*Records provided*.
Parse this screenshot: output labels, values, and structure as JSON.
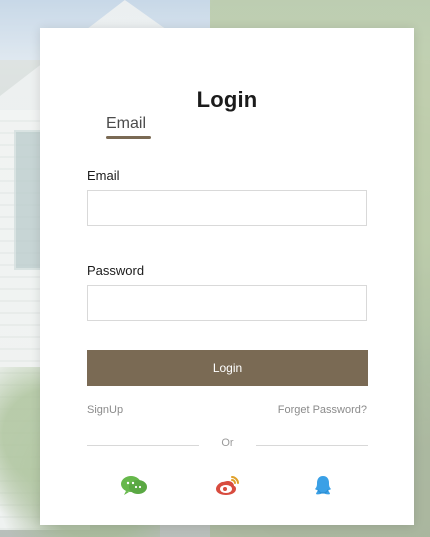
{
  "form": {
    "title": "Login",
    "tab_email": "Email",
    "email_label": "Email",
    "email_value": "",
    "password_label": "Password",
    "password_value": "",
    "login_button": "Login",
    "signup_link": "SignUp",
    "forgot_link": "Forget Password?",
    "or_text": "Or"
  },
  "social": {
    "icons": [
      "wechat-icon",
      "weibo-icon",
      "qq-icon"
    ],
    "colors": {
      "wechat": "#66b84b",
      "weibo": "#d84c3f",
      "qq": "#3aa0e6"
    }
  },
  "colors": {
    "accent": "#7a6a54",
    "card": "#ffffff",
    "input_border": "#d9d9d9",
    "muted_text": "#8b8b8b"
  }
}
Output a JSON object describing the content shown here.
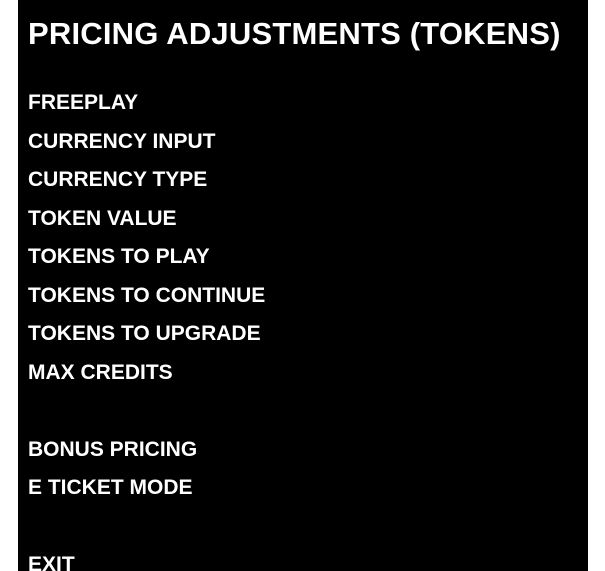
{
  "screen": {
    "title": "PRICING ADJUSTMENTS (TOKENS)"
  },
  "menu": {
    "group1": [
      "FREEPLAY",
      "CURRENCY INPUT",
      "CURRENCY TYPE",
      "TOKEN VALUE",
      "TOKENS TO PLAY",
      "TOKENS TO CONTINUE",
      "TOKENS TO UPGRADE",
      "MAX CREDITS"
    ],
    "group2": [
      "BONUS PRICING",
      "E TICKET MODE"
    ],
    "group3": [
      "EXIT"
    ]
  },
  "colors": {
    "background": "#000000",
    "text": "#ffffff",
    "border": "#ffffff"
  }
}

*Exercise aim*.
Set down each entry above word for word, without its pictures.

*Output below*.
Parse this screenshot: output labels, values, and structure as JSON.
{
  "form": {
    "title": "Login",
    "tab_email": "Email",
    "email_label": "Email",
    "email_value": "",
    "password_label": "Password",
    "password_value": "",
    "login_button": "Login",
    "signup_link": "SignUp",
    "forgot_link": "Forget Password?",
    "or_text": "Or"
  },
  "social": {
    "icons": [
      "wechat-icon",
      "weibo-icon",
      "qq-icon"
    ],
    "colors": {
      "wechat": "#66b84b",
      "weibo": "#d84c3f",
      "qq": "#3aa0e6"
    }
  },
  "colors": {
    "accent": "#7a6a54",
    "card": "#ffffff",
    "input_border": "#d9d9d9",
    "muted_text": "#8b8b8b"
  }
}
Output a JSON object describing the content shown here.
{
  "screen": {
    "title": "PRICING ADJUSTMENTS (TOKENS)"
  },
  "menu": {
    "group1": [
      "FREEPLAY",
      "CURRENCY INPUT",
      "CURRENCY TYPE",
      "TOKEN VALUE",
      "TOKENS TO PLAY",
      "TOKENS TO CONTINUE",
      "TOKENS TO UPGRADE",
      "MAX CREDITS"
    ],
    "group2": [
      "BONUS PRICING",
      "E TICKET MODE"
    ],
    "group3": [
      "EXIT"
    ]
  },
  "colors": {
    "background": "#000000",
    "text": "#ffffff",
    "border": "#ffffff"
  }
}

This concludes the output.